Baby Dolphin Down
It was yet another guided motorboat search for dolphins and whales. Really we’d have preferred to snorkel that afternoon, but the search was included with the snorkeling expedition. Just as we were getting deeply bored, we sighted our first and only dolphin of the day: it was a juvenile, about a meter long, a pantropical spotted dolphin but too young to have spots. We followed it slowly for a minute or so and it tried to evade us, but it didn’t do a very good job – it didn’t stay submerged for more than a few seconds. And we were puzzled that no other dolphins were nearby. What was a juvenile doing alone?
Soon our boat driver realized that the dolphin was ill or injured. It listed as it swam, breathing shallowly. The driver, a young man named Junior, borrowed my fins and tried to capture and aid the dolphin, but it kept evading him. Eventually Junior was able to swim under the dolphin, and he pulled away a length of heavy black commercial fishing line about 30 feet long and tossed it into the boat.
But the dolphin still listed, and did not swim away. Junior returned to the water and a second man from the boat, a young Spaniard on a snorkeling vacation, joined him. Together, they caught the dolphin – which surprised me, I had thought a dolphin could have easily outswum them – and heaved it into the boat for examination. We saw that it was still tightly bound in fishing line, the line cinching its glossy gray hide, and it was bleeding from its mouth, where a big metal hook was stuck sideways.
No one on the boat had a knife. First someone tried cutting the remaining line with a key, but then Susan remembered she had a nail clipper. Someone cut the line with that and Junior yanked the hook out of the dolphin’s mouth. Blood and water sloshed in the bottom of the boat.
Junior and the Spaniard gently lowered the baby dolphin into the sea and held it in a sling of human arms for several minutes, but its breath was getting feebler. When they let it go, it swam a few meters and then sank. It had probably exhausted its last energy trying to escape its rescuers.

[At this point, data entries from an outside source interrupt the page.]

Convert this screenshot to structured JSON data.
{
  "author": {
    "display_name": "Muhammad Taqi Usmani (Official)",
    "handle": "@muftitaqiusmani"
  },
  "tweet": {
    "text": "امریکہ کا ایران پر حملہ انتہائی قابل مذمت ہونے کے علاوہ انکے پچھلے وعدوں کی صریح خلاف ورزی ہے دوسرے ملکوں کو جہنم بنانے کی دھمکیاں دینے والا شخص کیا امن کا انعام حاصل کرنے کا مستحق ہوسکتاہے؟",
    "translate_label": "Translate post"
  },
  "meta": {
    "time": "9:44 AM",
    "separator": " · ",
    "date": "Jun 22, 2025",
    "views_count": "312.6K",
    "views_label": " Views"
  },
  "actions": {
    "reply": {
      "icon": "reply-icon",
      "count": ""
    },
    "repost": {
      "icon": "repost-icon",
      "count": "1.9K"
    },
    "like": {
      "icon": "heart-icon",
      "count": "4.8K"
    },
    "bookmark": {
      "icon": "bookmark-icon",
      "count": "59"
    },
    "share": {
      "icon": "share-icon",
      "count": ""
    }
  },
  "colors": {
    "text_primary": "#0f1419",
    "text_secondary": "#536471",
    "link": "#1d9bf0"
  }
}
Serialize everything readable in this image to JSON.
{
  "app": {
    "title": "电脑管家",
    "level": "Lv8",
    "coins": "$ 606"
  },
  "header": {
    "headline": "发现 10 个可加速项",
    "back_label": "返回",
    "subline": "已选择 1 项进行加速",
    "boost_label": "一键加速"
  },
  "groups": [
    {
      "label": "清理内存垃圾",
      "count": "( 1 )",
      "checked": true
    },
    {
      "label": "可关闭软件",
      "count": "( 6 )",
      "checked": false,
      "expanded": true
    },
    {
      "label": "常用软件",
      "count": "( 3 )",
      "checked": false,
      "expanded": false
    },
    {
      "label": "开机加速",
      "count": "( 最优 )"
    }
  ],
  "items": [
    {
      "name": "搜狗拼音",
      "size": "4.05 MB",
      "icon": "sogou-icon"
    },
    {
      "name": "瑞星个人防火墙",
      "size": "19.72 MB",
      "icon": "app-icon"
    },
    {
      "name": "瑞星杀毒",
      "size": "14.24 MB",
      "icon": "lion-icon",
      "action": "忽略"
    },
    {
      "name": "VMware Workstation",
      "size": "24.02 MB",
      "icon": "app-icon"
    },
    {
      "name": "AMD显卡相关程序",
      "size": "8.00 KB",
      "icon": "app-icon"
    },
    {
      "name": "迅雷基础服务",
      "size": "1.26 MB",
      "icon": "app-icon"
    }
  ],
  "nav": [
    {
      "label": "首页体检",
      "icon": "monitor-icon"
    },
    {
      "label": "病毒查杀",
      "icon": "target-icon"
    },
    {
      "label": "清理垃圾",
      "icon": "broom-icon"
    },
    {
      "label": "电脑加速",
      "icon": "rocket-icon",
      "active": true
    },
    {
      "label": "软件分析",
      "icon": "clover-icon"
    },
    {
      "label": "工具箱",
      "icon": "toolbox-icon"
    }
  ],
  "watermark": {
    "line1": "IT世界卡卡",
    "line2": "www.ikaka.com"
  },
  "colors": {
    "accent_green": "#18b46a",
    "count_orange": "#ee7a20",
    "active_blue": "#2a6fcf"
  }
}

Junior said it had probably spent days caught in the line. Then he began bailing out the reddened water.